Patriots fans badly wanted Mark Ingram with the 28th pick of the draft, but the team just didn't think it was worth taking him there. So what did they do? They traded down with the Saints for a second-rounder and next year's first. You make that trade every time at the bottom of the first round. And with the 56th pick, they landed a runner in Shane Vereen who fits the Patriots' offense and they — reprise here — stocked up again for next year. One of these years the Patriots will use all of their picks, but for now they maneuver around the draft like no other team.
Senior editor Mike Wilkening — Browns and Falcons (tie)
The Falcons-Browns Round One swap had something for everyone. If you like bold moves with an eye on winning now, Atlanta's 21-pick leap to take Alabama WR Julio Jones fits the bill. If you like teams that stockpile draft picks and eye the future, the Browns' getting five picks from Atlanta — including a first-rounder next season — was quite the impressive haul. The Falcons got a player who makes an effective but somewhat plodding offense a little more dangerous. The Browns, who have a lot of needs, added some much-needed picks — and have drafted quite well in these first two days, thank you very much. What an intriguing and seemingly mutually beneficial deal.
Associate editor Arthur Arkush — Jaguars
It's not often that a club has the opportunity to draft the consensus top-rated quarterback with the 10th pick in the draft, but that is exactly what the Jaguars did and all it cost them was a second-rounder. In starter David Garrard, the Jags have a guy who can build a bridge to Blaine Gabbert with minimal pressure being placed on the rookie to contribute right away. Bottom line: the Jaguars had not drafted a QB since 2003 and a better opportunity was not going to present itself anytime soon. Yet another pleasant surprise from GM Gene Smith.

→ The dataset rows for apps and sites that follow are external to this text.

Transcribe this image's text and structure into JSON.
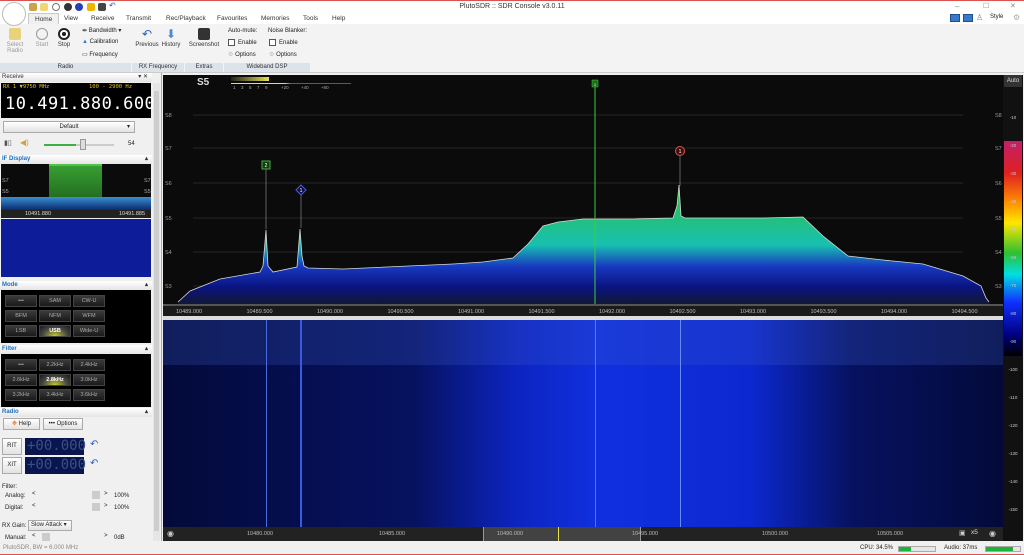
{
  "window": {
    "title": "PlutoSDR :: SDR Console v3.0.11"
  },
  "tabs": [
    "Home",
    "View",
    "Receive",
    "Transmit",
    "Rec/Playback",
    "Favourites",
    "Memories",
    "Tools",
    "Help"
  ],
  "ribbon": {
    "radio": {
      "select": "Select Radio",
      "start": "Start",
      "stop": "Stop",
      "bandwidth": "Bandwidth",
      "calibration": "Calibration",
      "frequency": "Frequency",
      "group": "Radio"
    },
    "rx_frequency": {
      "previous": "Previous",
      "history": "History",
      "group": "RX Frequency"
    },
    "extras": {
      "screenshot": "Screenshot",
      "group": "Extras"
    },
    "wideband_dsp": {
      "auto_mute": "Auto-mute:",
      "noise_blanker": "Noise Blanker:",
      "enable": "Enable",
      "options": "Options",
      "group": "Wideband DSP"
    },
    "style": "Style"
  },
  "receive": {
    "header": "Receive",
    "rx_info": "RX 1 ▼9750 MHz",
    "bandwidth": "100 - 2900 Hz",
    "frequency": "10.491.880.600",
    "preset": "Default",
    "volume": 54,
    "volume_label": "54"
  },
  "if_display": {
    "header": "IF Display",
    "s_labels": [
      "S7",
      "S5",
      "S3"
    ],
    "freq_left": "10491.880",
    "freq_right": "10491.885"
  },
  "mode": {
    "header": "Mode",
    "buttons": [
      "•••",
      "SAM",
      "CW-U",
      "BFM",
      "NFM",
      "WFM",
      "LSB",
      "USB",
      "Wide-U"
    ],
    "selected": "USB"
  },
  "filter": {
    "header": "Filter",
    "buttons": [
      "•••",
      "2.2kHz",
      "2.4kHz",
      "2.6kHz",
      "2.8kHz",
      "3.0kHz",
      "3.2kHz",
      "3.4kHz",
      "3.6kHz"
    ],
    "selected": "2.8kHz"
  },
  "radio_panel": {
    "header": "Radio",
    "help": "Help",
    "options": "••• Options",
    "rit": "RIT",
    "rit_value": "+00.000",
    "xit": "XIT",
    "xit_value": "+00.000",
    "filter_label": "Filter:",
    "analog": "Analog:",
    "analog_value": "100%",
    "digital": "Digital:",
    "digital_value": "100%",
    "rx_gain": "RX Gain:",
    "rx_gain_mode": "Slow Attack",
    "manual": "Manual:",
    "manual_value": "0dB",
    "status": "PlutoSDR, BW = 6.000 MHz"
  },
  "spectrum": {
    "smeter": "S5",
    "smeter_ticks": [
      "1",
      "3",
      "5",
      "7",
      "9",
      "+20",
      "+40",
      "+60"
    ],
    "s_labels": [
      "S8",
      "S7",
      "S6",
      "S5",
      "S4",
      "S3"
    ],
    "freq_ticks": [
      "10489.000",
      "10489.500",
      "10490.000",
      "10490.500",
      "10491.000",
      "10491.500",
      "10492.000",
      "10492.500",
      "10493.000",
      "10493.500",
      "10494.000",
      "10494.500"
    ],
    "markers": [
      {
        "label": "2",
        "color": "#3cb043"
      },
      {
        "label": "1",
        "color": "#4a5adf"
      },
      {
        "label": "1",
        "color": "#d9534f"
      }
    ],
    "vfo_marker": "1"
  },
  "color_scale": {
    "mode": "Auto",
    "ticks": [
      "-10",
      "-20",
      "-30",
      "-40",
      "-50",
      "-60",
      "-70",
      "-80",
      "-90",
      "-100",
      "-110",
      "-120",
      "-130",
      "-140",
      "-150"
    ]
  },
  "overview_axis": {
    "ticks": [
      "10480.000",
      "10485.000",
      "10490.000",
      "10495.000",
      "10500.000",
      "10505.000"
    ],
    "zoom": "x5"
  },
  "status": {
    "cpu": "CPU: 34.5%",
    "cpu_level": 0.345,
    "audio": "Audio: 37ms",
    "audio_level": 0.8
  }
}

Associate editor Dan Parr — Falcons
I don't know if Julio Jones was worth the price it took to move up 21 spots in the first round, but I do know there aren't many true No. 1 wide receivers in the league. The Falcons were never going to get a chance at one by sitting back late in the first round, where they could be drafting for years, and Jones has the potential to become one. Giving up this year's first-rounder, next year's first-rounder, as well as a second- and fourth-rounder this year, was a steep price to pay. GM Thomas Dimitroff sacrificed a lot, but he still was left with six other picks this year and wound up with a player that has perennial Pro Bowl potential. I admire the courage.
Associate editor Kevin Fishbain — Jaguars
The Jaguars needed another quarterback, and they didn't have to give up much to get Blaine Gabbert. Gabbert is the best QB in the draft and he won't have a whole lot of pressure on him in Jacksonville, allowing him to develop behind Garrard. I'm not incredibly sold on the Falcons trading up and not sure if Julio Jones really is the difference maker that makes them a championship contender.
Associate editor Eli Kaberon — Browns
The Browns would have been perfectly fine taking WR Julio Jones with the sixth pick, but were much better off dealing that selection to Atlanta for a boatload of selections. Cleveland received five picks for the right to take the former Alabama wideout, and they already have put those to good use. GM Mike Holmgren was able to trade up and select Baylor NT Phil Taylor with the 21st pick and took WR Greg Little in the second round with a choice received from the Falcons. In the same division with the Steelers and Ravens, it was unlikely the Browns were going to be very good in 2011. Now they have stockpiled young talent and have extra picks in 2012 as well.